§ **Records supplied**:
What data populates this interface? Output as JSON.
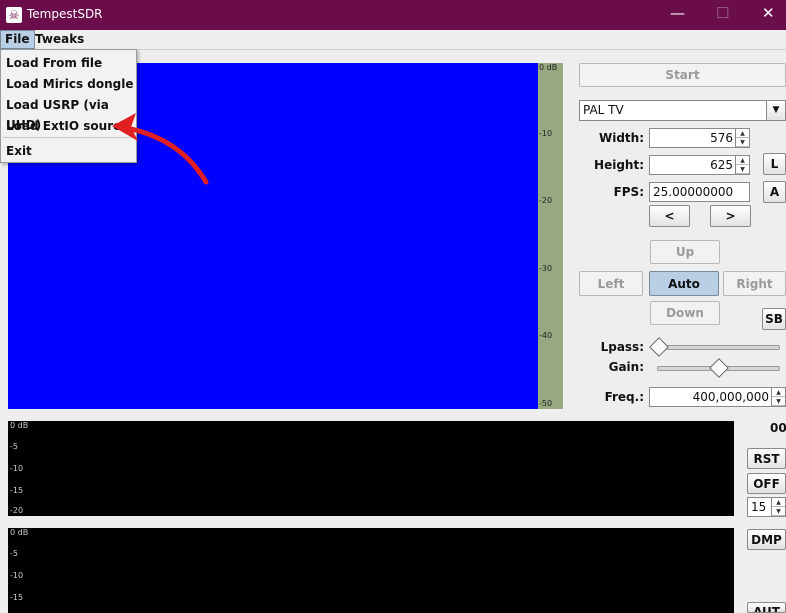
{
  "window": {
    "title": "TempestSDR",
    "controls": {
      "minimize": "—",
      "maximize": "☐",
      "close": "✕"
    }
  },
  "menubar": {
    "file": "File",
    "tweaks": "Tweaks"
  },
  "file_menu": {
    "items": [
      "Load From file",
      "Load Mirics dongle",
      "Load USRP (via UHD)",
      "Load ExtIO source"
    ],
    "exit": "Exit"
  },
  "waterfall": {
    "color": "#0000ff",
    "scale_labels": [
      "0 dB",
      "-10",
      "-20",
      "-30",
      "-40",
      "-50"
    ]
  },
  "spectrum_scale": [
    "0 dB",
    "-5",
    "-10",
    "-15",
    "-20"
  ],
  "spectrum2_scale": [
    "0 dB",
    "-5",
    "-10",
    "-15"
  ],
  "controls": {
    "start": "Start",
    "preset": "PAL TV",
    "width_label": "Width:",
    "width_value": "576",
    "height_label": "Height:",
    "height_value": "625",
    "fps_label": "FPS:",
    "fps_value": "25.00000000",
    "l_button": "L",
    "a_button": "A",
    "prev": "<",
    "next": ">",
    "up": "Up",
    "left": "Left",
    "auto": "Auto",
    "right": "Right",
    "down": "Down",
    "sb": "SB",
    "lpass_label": "Lpass:",
    "gain_label": "Gain:",
    "freq_label": "Freq.:",
    "freq_value": "400,000,000",
    "side_readout": "00",
    "rst": "RST",
    "off": "OFF",
    "frames_value": "15",
    "dmp": "DMP",
    "aut": "AUT"
  },
  "sliders": {
    "lpass_level": 0.0,
    "gain_level": 0.5
  },
  "annotation": {
    "arrow_color": "#e02020"
  }
}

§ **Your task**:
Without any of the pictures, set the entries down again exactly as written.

§ **Output below**:
What data populates this interface? Output as JSON.
{
  "window": {
    "title": "TempestSDR",
    "controls": {
      "minimize": "—",
      "maximize": "☐",
      "close": "✕"
    }
  },
  "menubar": {
    "file": "File",
    "tweaks": "Tweaks"
  },
  "file_menu": {
    "items": [
      "Load From file",
      "Load Mirics dongle",
      "Load USRP (via UHD)",
      "Load ExtIO source"
    ],
    "exit": "Exit"
  },
  "waterfall": {
    "color": "#0000ff",
    "scale_labels": [
      "0 dB",
      "-10",
      "-20",
      "-30",
      "-40",
      "-50"
    ]
  },
  "spectrum_scale": [
    "0 dB",
    "-5",
    "-10",
    "-15",
    "-20"
  ],
  "spectrum2_scale": [
    "0 dB",
    "-5",
    "-10",
    "-15"
  ],
  "controls": {
    "start": "Start",
    "preset": "PAL TV",
    "width_label": "Width:",
    "width_value": "576",
    "height_label": "Height:",
    "height_value": "625",
    "fps_label": "FPS:",
    "fps_value": "25.00000000",
    "l_button": "L",
    "a_button": "A",
    "prev": "<",
    "next": ">",
    "up": "Up",
    "left": "Left",
    "auto": "Auto",
    "right": "Right",
    "down": "Down",
    "sb": "SB",
    "lpass_label": "Lpass:",
    "gain_label": "Gain:",
    "freq_label": "Freq.:",
    "freq_value": "400,000,000",
    "side_readout": "00",
    "rst": "RST",
    "off": "OFF",
    "frames_value": "15",
    "dmp": "DMP",
    "aut": "AUT"
  },
  "sliders": {
    "lpass_level": 0.0,
    "gain_level": 0.5
  },
  "annotation": {
    "arrow_color": "#e02020"
  }
}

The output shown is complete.